Rava is an online news portal providing recent news, editorials, opinions and advice on day to day happenings in Pakistan.
At what time does the nearest supermarket close? Do you need to leave today with an umbrella? What action movies are you now giving in the cinema?
You may be used to asking your voice assistant these kinds of questions to avoid investigating the answers by yourself.
However, although conversing with a machine may seem like a relatively recent development, you will be surprised to learn that the first conversational (or chatbot) bot , that is, the first program designed to respond automatically and coherently, whatever we asked, was invented more than 50 years ago.
Like Siri, Alexa, Echo, Cortana and other digital assistants, this first artificial intelligence conversational program had a woman’s name.
Her name was Eliza , in honor of the character Elsa Doolittle from the play Pygmalion, by Irish playwright George Bernard Shaw, who with the help of a teacher transforms in six months from a street vendor to a lady of high society.
Eliza, the psychologist
Eliza was born in the United States in 1966 .
It was the brainchild of Joseph Weizenbaum, a professor of computer science at the Massachusetts Institute of Technology ( MIT ), who wanted to parody psychotherapists who followed the guidelines of psychologist Carl Rogers, creator of the call. “Therapy focused on the client”.
Weizenbaum’s idea was for Eliza to converse (in writing) with her interlocutor in a way that gave the impression that she was listening to him and that she empathized with his problems and anxieties.
With this, I wanted to show how superficial communication between man and machine could be.
To achieve a non-robotic conversation, as close as possible to a dialogue between two human beings, Eliza used several resources.
One of his secrets was to recognize key words , and then ask questions related to that topic.
For example, when the speaker mentioned the word father or mother in his speech, Eliza recognized that he was talking about the family and then asked questions related to that question.
He also had stored phrases on a variety of topics, which he used when recognizing key words, as well as empathic and continuity phrases.
The latter -such as: talk to me more about that, continue, etc.- were always useful to give the sensation of showing interest and making the subject continue talking as if he were having a real conversation.
If Eliza did not find associated words in her database, she used phrases like Why do you say that? or are you sure? and other combinations of similar words.
And, like many psychotherapists do, he would turn the phrase you said and repeat it, transforming it into a question.

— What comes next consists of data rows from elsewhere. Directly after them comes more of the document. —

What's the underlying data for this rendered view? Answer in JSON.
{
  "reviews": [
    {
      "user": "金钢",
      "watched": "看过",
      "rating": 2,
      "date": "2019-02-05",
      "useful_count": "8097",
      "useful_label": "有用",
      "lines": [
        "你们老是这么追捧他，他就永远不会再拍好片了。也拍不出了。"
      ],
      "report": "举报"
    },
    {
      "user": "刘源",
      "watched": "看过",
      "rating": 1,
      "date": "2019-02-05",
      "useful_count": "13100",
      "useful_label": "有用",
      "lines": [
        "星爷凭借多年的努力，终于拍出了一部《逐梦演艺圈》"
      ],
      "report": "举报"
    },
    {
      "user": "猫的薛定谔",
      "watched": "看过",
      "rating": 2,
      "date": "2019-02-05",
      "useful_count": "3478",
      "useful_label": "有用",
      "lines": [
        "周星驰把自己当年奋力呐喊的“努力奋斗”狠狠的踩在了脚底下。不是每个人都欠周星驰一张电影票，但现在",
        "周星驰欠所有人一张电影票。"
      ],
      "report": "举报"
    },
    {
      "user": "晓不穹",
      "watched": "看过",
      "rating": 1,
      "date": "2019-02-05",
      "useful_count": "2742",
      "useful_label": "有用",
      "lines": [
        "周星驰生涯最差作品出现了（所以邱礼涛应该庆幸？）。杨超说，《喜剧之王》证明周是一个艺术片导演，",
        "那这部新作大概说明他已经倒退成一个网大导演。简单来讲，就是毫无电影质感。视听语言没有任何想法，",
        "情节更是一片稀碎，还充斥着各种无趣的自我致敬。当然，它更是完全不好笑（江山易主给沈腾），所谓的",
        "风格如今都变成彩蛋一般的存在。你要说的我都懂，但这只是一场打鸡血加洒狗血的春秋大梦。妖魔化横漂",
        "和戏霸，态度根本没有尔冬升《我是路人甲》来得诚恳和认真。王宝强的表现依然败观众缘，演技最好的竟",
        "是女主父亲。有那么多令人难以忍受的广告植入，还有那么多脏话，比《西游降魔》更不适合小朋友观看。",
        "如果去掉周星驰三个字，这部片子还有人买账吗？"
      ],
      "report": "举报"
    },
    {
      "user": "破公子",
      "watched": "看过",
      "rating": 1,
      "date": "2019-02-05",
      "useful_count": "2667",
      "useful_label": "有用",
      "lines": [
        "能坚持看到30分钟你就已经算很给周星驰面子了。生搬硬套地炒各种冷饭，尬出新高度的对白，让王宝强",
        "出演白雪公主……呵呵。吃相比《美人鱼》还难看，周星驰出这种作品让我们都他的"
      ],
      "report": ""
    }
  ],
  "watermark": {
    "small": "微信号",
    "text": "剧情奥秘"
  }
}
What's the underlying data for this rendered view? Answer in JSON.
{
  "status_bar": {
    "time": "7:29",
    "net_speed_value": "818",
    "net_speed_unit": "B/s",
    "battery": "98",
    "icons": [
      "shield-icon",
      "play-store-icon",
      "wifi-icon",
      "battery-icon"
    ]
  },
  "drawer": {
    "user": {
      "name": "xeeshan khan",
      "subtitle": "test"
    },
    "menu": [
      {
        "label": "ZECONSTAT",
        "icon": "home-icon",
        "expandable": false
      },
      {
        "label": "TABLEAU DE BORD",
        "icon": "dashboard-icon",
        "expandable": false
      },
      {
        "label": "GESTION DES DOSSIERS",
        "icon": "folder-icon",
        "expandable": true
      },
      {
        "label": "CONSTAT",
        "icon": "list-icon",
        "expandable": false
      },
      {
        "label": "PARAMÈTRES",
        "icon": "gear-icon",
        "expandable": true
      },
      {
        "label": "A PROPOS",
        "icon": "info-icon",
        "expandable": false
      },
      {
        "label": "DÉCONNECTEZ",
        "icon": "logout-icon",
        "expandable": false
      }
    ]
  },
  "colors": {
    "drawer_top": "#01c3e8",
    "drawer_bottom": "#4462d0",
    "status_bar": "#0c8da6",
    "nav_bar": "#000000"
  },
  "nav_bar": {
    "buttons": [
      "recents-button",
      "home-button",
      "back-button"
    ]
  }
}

This is an example of a dialogue with Eliza:
Eliza: I’m the psychotherapist. Please, describe your problems to me. Every time you finish speaking, write RET twice.
Interlocutor: I am unhappy.
Eliza: Do you often feel unhappy?
Elisa: Can you develop it more?
Interlocutor: Too much work.
Elisa: Why do you say a lot of work?
Interlocutor: I’m working too much.
Elisa: You said before that you felt unhappy.
Elisa: I would like you to continue talking.
The program, however, had its limitations.
He was unable to memorize and could not learn from their conversations.
Even so, and although Weizenbaum explained how the program worked to find the right answers, he was surprised when he noticed that the users assumed that Eliza understood them.
Some even told the program about their problems and intimacies.
10 years later, the computer turned his experiences with Eliza in a book, Computer Power and Human Reason (The power of computers and human reason, in Spanish), in which he expressed his ambivalence about this technology and where he made it clear that We should never give computers the power to make important decisions, as they lacked fundamental human qualities such as compassion and wisdom .
His first attempts were later followed by other experiments aimed at humanizing computers.